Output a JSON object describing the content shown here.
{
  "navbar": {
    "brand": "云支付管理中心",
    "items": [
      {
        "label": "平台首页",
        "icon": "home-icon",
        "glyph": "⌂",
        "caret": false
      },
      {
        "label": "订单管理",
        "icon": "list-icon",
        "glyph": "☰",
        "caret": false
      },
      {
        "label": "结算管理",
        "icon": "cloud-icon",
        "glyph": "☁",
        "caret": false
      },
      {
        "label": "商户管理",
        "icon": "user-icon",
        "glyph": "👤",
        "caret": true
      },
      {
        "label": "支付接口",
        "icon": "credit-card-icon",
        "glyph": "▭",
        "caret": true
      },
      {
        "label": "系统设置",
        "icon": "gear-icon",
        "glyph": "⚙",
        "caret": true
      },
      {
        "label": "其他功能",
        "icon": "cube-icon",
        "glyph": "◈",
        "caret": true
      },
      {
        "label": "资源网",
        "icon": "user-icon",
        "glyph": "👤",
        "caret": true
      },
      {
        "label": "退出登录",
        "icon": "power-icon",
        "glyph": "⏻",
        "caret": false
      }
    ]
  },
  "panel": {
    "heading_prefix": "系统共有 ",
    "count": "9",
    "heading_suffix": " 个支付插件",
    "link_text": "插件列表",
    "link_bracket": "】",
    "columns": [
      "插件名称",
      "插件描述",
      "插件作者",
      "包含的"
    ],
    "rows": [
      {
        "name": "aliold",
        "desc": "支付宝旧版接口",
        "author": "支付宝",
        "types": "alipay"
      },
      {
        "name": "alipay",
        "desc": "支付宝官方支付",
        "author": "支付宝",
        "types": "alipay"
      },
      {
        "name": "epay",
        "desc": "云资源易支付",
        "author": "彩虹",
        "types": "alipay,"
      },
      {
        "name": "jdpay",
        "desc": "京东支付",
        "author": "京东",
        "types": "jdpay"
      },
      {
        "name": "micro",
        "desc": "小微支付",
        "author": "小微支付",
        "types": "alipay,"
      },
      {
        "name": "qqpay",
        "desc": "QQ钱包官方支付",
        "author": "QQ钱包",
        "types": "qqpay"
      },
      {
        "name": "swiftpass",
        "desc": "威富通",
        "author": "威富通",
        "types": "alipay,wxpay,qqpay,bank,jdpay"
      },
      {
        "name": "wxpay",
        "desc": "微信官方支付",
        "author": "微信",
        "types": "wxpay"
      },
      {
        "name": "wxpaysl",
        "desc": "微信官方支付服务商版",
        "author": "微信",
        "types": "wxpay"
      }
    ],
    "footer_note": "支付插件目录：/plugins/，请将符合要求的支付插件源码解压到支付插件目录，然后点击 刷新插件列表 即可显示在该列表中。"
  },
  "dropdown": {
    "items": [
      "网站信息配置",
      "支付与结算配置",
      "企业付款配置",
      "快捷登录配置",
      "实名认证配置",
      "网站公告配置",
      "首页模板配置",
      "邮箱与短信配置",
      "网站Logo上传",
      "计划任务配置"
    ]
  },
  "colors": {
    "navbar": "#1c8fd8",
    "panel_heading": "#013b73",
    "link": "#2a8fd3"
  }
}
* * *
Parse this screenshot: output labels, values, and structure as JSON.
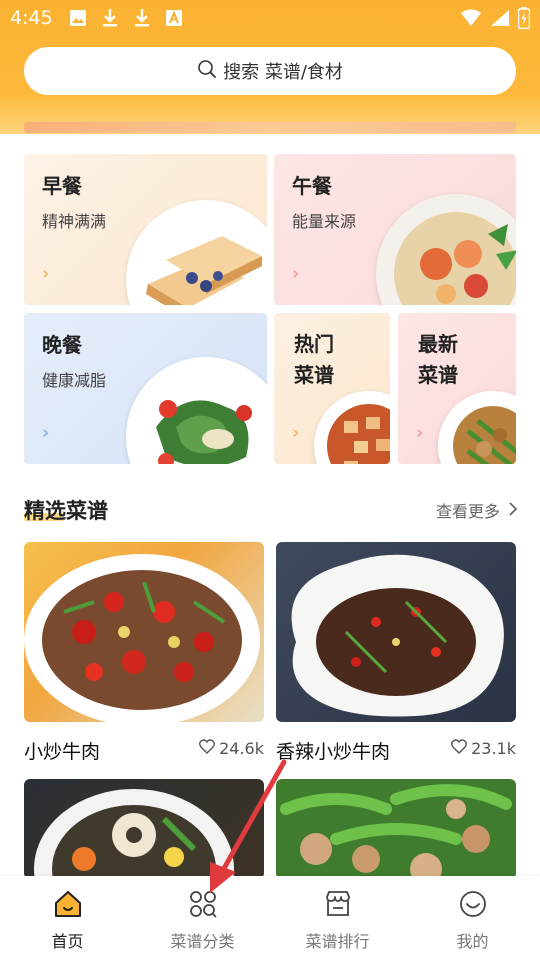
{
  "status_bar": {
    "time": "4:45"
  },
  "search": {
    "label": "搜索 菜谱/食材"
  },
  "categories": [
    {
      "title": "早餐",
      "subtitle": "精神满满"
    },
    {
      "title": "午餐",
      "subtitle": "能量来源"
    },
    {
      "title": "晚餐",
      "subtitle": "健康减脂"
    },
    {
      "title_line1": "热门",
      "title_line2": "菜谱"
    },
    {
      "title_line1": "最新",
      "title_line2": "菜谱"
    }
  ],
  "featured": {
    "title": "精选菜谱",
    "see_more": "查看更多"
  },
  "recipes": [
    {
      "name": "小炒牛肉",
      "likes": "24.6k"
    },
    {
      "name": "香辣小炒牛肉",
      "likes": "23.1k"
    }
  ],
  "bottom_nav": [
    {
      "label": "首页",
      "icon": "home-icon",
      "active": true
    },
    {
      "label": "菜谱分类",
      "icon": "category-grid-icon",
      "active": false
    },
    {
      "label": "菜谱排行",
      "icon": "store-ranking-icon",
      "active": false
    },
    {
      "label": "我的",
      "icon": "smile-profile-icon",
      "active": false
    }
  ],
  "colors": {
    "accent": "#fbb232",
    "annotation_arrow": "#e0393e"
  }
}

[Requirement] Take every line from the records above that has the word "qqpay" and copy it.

[Answer space]
        "name": "qqpay",
        "types": "qqpay"
        "types": "alipay,wxpay,qqpay,bank,jdpay"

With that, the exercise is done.